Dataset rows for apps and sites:
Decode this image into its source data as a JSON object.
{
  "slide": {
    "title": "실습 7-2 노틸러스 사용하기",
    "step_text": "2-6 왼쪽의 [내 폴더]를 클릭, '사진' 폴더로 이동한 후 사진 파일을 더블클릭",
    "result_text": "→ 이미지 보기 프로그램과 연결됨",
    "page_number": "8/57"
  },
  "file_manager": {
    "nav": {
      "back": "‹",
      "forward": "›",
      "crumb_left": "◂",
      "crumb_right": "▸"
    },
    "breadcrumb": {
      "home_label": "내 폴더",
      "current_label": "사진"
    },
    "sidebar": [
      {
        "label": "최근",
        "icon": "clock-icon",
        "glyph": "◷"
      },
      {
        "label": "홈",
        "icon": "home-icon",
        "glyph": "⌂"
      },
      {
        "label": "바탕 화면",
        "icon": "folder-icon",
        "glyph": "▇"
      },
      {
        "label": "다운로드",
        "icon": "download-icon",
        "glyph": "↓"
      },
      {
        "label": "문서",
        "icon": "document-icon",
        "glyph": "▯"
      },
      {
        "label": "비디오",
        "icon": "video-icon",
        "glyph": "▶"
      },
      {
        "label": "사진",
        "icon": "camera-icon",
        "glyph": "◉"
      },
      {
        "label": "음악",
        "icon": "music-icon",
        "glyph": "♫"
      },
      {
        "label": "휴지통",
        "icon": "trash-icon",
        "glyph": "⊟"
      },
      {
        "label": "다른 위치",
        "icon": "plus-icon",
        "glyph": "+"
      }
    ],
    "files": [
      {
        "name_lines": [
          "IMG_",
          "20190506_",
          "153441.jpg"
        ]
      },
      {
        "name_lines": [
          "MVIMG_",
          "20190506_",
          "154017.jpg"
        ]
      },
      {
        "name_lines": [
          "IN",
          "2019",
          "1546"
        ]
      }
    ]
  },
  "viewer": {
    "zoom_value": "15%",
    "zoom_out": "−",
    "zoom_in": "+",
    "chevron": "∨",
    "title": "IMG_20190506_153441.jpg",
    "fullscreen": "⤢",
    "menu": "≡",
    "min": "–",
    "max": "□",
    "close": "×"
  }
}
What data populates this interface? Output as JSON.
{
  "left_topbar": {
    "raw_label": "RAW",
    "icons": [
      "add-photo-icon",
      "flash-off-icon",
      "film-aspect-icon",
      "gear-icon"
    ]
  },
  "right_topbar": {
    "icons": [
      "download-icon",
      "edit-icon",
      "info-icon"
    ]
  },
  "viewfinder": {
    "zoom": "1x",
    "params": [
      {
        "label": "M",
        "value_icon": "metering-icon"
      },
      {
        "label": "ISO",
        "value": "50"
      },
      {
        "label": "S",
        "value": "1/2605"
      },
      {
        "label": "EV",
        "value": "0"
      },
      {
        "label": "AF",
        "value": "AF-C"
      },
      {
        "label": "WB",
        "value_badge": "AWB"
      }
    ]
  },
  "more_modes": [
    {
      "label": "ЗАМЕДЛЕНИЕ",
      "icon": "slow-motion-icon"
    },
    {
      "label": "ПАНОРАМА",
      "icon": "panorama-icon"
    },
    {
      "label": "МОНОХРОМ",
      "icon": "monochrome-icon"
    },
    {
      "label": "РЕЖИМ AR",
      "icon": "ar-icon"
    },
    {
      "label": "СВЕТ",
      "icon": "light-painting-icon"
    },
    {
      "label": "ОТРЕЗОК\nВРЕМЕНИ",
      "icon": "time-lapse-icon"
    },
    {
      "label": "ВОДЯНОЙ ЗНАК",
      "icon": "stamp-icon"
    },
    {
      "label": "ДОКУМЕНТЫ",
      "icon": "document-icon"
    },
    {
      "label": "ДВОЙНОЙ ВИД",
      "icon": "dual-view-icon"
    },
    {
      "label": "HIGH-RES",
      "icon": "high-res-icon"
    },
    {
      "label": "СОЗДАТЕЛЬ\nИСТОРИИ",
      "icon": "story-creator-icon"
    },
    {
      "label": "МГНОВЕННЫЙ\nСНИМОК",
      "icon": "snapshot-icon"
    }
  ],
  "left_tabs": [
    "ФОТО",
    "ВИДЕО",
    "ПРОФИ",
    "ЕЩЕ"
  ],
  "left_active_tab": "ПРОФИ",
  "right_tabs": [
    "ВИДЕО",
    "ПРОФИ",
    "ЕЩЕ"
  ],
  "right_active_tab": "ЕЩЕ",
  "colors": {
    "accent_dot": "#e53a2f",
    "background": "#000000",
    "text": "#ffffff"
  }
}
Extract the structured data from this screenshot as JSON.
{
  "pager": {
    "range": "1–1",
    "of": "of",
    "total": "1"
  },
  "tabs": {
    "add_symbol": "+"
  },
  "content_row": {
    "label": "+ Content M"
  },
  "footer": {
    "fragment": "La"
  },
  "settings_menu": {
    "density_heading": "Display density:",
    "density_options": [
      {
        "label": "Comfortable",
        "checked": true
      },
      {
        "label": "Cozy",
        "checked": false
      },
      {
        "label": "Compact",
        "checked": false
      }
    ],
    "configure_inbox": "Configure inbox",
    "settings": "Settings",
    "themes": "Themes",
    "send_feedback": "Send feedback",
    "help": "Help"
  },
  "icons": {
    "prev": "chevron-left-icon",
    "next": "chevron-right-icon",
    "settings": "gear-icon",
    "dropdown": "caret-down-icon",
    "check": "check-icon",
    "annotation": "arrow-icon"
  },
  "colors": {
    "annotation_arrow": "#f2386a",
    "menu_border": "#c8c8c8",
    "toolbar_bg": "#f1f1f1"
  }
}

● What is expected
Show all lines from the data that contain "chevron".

● Written response
    "chevron": "∨",
    "prev": "chevron-left-icon",
    "next": "chevron-right-icon",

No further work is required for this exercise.